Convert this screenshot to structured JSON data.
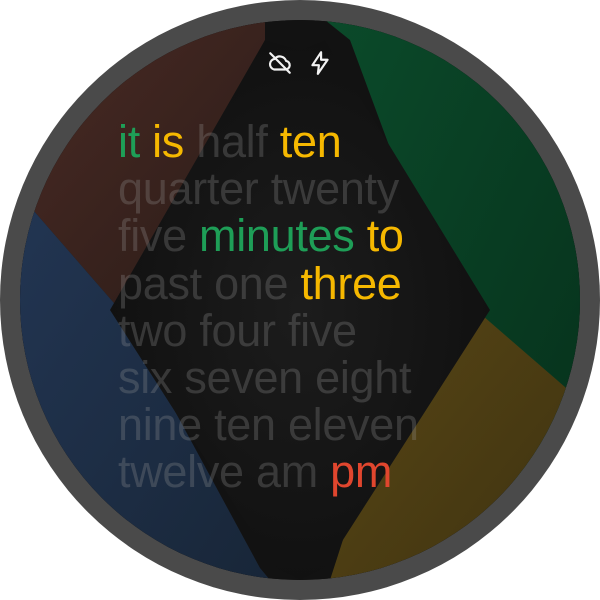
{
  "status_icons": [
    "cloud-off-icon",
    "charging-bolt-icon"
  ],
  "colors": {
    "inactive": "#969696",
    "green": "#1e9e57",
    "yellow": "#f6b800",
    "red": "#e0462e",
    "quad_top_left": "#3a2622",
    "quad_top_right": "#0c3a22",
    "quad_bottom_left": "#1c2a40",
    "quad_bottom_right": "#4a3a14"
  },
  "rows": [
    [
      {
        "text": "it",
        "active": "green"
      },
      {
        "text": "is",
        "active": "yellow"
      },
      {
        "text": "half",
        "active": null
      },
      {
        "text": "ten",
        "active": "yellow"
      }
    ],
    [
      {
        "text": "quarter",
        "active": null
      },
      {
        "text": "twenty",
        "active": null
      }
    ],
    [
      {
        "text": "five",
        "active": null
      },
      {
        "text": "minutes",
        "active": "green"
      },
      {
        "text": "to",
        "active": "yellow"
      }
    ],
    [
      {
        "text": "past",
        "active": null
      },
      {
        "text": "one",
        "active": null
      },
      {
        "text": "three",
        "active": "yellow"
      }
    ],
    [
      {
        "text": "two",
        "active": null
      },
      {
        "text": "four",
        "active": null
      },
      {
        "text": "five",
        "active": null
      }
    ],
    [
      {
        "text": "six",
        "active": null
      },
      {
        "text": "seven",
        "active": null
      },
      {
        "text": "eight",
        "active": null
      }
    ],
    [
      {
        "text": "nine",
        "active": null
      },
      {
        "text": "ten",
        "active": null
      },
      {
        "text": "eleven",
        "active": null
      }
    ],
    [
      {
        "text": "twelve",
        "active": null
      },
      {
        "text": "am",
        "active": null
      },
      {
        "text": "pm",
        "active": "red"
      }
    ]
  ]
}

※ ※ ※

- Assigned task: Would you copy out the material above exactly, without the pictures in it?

- Output of the task:
Convert this screenshot to structured JSON data.
{
  "status_icons": [
    "cloud-off-icon",
    "charging-bolt-icon"
  ],
  "colors": {
    "inactive": "#969696",
    "green": "#1e9e57",
    "yellow": "#f6b800",
    "red": "#e0462e",
    "quad_top_left": "#3a2622",
    "quad_top_right": "#0c3a22",
    "quad_bottom_left": "#1c2a40",
    "quad_bottom_right": "#4a3a14"
  },
  "rows": [
    [
      {
        "text": "it",
        "active": "green"
      },
      {
        "text": "is",
        "active": "yellow"
      },
      {
        "text": "half",
        "active": null
      },
      {
        "text": "ten",
        "active": "yellow"
      }
    ],
    [
      {
        "text": "quarter",
        "active": null
      },
      {
        "text": "twenty",
        "active": null
      }
    ],
    [
      {
        "text": "five",
        "active": null
      },
      {
        "text": "minutes",
        "active": "green"
      },
      {
        "text": "to",
        "active": "yellow"
      }
    ],
    [
      {
        "text": "past",
        "active": null
      },
      {
        "text": "one",
        "active": null
      },
      {
        "text": "three",
        "active": "yellow"
      }
    ],
    [
      {
        "text": "two",
        "active": null
      },
      {
        "text": "four",
        "active": null
      },
      {
        "text": "five",
        "active": null
      }
    ],
    [
      {
        "text": "six",
        "active": null
      },
      {
        "text": "seven",
        "active": null
      },
      {
        "text": "eight",
        "active": null
      }
    ],
    [
      {
        "text": "nine",
        "active": null
      },
      {
        "text": "ten",
        "active": null
      },
      {
        "text": "eleven",
        "active": null
      }
    ],
    [
      {
        "text": "twelve",
        "active": null
      },
      {
        "text": "am",
        "active": null
      },
      {
        "text": "pm",
        "active": "red"
      }
    ]
  ]
}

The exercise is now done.